Extract every line from the records below that contains the word "output".

--- SUPPLIED RECORDS ---

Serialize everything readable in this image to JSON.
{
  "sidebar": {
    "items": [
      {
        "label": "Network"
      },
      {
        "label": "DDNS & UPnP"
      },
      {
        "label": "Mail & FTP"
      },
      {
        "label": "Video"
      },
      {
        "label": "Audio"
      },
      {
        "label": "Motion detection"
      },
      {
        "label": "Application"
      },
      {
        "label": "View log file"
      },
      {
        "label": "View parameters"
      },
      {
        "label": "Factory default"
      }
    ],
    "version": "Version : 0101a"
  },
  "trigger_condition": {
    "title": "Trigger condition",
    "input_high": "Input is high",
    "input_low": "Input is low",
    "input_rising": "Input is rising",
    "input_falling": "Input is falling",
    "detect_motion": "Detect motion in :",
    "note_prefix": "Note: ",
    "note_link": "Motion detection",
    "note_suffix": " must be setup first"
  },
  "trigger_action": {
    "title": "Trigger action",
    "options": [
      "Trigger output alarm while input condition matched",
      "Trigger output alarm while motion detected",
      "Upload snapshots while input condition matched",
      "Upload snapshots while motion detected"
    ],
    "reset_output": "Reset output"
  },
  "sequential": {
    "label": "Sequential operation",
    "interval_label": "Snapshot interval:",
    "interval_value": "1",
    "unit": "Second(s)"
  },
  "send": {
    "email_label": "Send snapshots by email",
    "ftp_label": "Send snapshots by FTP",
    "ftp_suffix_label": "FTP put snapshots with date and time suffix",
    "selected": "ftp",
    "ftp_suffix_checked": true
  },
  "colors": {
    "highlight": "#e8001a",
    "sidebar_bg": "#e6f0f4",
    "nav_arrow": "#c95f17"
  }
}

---

> RESULT FOR THIS TASK:
      "Trigger output alarm while input condition matched",
      "Trigger output alarm while motion detected",
    "reset_output": "Reset output"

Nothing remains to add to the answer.